HARTFORD, Conn. (AP) - A top prosecutor is being suspended over yearslong delays on investigations into four fatal shootings by police officers, a Connecticut justice panel decided Thursday in a unanimous and apparently unprecedented move.
It was only in December that Hartford State’s Attorney Gail Hardy announced she had determined all four shootings, in cases dating as far back as 2008, were justified, following reports by The Hartford Courant that the investigations had not been completed.
Hardy, Connecticut’s first African American state’s attorney, agreed Wednesday to the suspension of four days without pay, said State Supreme Court Justice Andrew McDonald, chairman of the state Criminal Justice Commission - the first known suspension of a state’s attorney.

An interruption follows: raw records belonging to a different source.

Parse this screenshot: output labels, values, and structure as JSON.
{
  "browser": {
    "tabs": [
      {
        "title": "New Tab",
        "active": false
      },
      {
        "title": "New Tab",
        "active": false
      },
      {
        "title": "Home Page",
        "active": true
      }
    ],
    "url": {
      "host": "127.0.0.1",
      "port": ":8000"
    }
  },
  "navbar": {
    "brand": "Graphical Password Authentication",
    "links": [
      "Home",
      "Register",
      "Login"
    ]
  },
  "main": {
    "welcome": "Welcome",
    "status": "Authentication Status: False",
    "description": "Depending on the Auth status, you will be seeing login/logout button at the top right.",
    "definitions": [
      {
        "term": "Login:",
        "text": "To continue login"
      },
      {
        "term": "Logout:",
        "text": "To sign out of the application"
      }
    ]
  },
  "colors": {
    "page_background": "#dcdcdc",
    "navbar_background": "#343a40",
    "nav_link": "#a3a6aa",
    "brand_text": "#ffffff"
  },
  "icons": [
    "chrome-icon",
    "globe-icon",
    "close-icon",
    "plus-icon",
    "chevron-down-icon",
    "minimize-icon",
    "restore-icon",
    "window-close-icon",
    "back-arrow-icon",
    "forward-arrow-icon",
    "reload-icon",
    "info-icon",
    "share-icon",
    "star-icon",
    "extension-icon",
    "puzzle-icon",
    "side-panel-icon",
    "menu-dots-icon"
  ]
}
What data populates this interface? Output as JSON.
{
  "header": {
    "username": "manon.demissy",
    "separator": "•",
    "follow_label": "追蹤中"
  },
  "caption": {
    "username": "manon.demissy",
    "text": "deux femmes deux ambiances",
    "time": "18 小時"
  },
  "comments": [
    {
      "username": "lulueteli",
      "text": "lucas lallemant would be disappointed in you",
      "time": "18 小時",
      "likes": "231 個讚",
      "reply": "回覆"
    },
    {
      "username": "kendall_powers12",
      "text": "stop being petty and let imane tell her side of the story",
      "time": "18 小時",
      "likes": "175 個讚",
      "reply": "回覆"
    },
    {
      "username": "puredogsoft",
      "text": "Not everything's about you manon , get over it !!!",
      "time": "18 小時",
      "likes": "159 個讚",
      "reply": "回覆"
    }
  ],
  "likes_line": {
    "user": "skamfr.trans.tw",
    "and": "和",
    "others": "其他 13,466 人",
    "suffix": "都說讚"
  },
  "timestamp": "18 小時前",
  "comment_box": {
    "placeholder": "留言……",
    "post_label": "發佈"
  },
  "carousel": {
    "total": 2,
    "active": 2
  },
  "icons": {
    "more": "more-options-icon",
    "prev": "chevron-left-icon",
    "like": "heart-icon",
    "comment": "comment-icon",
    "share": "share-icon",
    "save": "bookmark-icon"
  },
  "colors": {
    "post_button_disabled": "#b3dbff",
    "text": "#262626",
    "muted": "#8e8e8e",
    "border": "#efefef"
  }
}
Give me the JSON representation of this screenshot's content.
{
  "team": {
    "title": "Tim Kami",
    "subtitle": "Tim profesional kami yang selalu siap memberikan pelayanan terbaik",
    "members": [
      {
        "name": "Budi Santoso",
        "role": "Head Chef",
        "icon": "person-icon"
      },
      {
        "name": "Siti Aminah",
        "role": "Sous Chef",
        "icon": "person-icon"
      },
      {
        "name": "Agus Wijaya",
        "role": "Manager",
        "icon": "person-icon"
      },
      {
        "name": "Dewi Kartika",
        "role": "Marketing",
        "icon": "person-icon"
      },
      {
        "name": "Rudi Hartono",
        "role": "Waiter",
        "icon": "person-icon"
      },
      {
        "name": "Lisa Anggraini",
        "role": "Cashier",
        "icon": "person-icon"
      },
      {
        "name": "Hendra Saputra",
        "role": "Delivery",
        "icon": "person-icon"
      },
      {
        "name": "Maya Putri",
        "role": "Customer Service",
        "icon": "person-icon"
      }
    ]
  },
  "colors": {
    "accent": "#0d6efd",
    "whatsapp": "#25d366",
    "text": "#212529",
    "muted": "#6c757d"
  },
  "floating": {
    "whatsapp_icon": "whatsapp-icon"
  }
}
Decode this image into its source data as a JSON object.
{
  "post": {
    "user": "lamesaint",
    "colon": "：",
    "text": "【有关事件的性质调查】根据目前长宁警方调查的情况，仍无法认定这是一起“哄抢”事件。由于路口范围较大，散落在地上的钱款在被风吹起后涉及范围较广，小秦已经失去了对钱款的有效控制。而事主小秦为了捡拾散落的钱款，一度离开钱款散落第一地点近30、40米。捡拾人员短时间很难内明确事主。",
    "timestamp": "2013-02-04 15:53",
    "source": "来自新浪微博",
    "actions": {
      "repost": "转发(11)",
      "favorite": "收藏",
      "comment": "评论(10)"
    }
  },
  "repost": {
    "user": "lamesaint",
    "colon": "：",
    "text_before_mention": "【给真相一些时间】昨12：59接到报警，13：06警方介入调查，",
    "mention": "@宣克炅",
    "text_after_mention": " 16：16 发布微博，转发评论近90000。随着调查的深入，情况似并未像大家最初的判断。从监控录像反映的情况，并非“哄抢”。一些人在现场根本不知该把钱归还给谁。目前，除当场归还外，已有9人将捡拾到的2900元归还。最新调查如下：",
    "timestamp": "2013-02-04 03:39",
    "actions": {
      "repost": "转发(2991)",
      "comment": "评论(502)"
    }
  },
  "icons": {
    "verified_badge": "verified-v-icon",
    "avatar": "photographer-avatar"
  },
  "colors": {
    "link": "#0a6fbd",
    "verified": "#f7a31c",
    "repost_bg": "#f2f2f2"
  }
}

“This is a difficult day for all of us because we know that State’s Attorney Hardy has been serving the state of Connecticut for a long period of time and has done so with great dedication on her part,” McDonald said. “That does not address, however, the serious dereliction in duty for her inexcusable delay in submitting these reports.”
Messages seeking comment were left for Hardy on Thursday.
The four reports in question involved the the deaths of Ernesto Morales in Hartford on July 11, 2012; Edmanuel Reyes in Manchester on May 19, 2011; Taurean Wilson in East Hartford on Jan. 1, 2009; and Joseph Bak in Hartford on March 3, 2008.
Hardy’s eight-year term expires at the end of this month, and the commission will start deciding next week whether to reappoint her.
The state NAACP, the American Civil Liberties Union of Connecticut and two Hartford pastors wrote a letter to the commission that urged its members to discipline Hardy and deny her reappointment.
“Throughout her two terms, State’s Attorney Hardy has engaged in willful negligence of a portion of her duties that are important to our community,” the letter said. “State’s Attorney Hardy … has not been held to account for her poor management of the Hartford Judicial District.”
They also accused Hardy of failing to apply state laws on hate crimes when people were victims of race-based violence.
Claudine Fox, campaign manager for the state ACLU, said the four-day suspension was not long enough.
McDonald said he knew the length of the suspension would be criticized variously as too lenient or too harsh.
“The work of the judicial district still has to occur, and it does in fact need a leader, and that’s why the suspension is only four days,” he said.
Hardy, a former probation officer and public defender, was a state prosecutor in Waterbury for 11 years before being appointed state’s attorney for the Hartford district in 2007. The district includes the capital city and 18 nearby towns.
She apologized last year for the long delays in completing the reports.
“I again wish to extend my condolences to the families of the deceased for the loss of their loved ones and my deepest apologies for the time that it has taken to complete these reports,” Hardy said. “I am also publicly committing myself to the timely completion of all such investigations in the future.”
Hardy also apologized to police officers involved in the cases who had to wait for the formal reports.
The four shootings angered and upset relatives of the four men killed by police but did not lead to large protests.
Bak, 23, of West Hartford, was shot by two state troopers in 2008 when he charged at them with a knife, police said. The shooting in Hartford came after authorities said Bak robbed a bank and led police on a car chase.
Wilson, 26, of Hartford, was shot by police responding to a domestic violence call in East Hartford in 2009. Authorities say he stabbed a police dog and tried to attack an officer when police opened fire. The dog and an injured officer survived.
Reyes, 33, was shot by a police sharpshooter after holding his family hostage and shooting an officer in Manchester in 2011. The officer survived.
Morales, 30, of Hartford, was shot by Hartford police in 2012 when he rammed a stolen SUV into a police cruiser and drove at officers. The SUV hit an apartment building where no one was hurt.
Copyright © 2021 The Washington Times, LLC.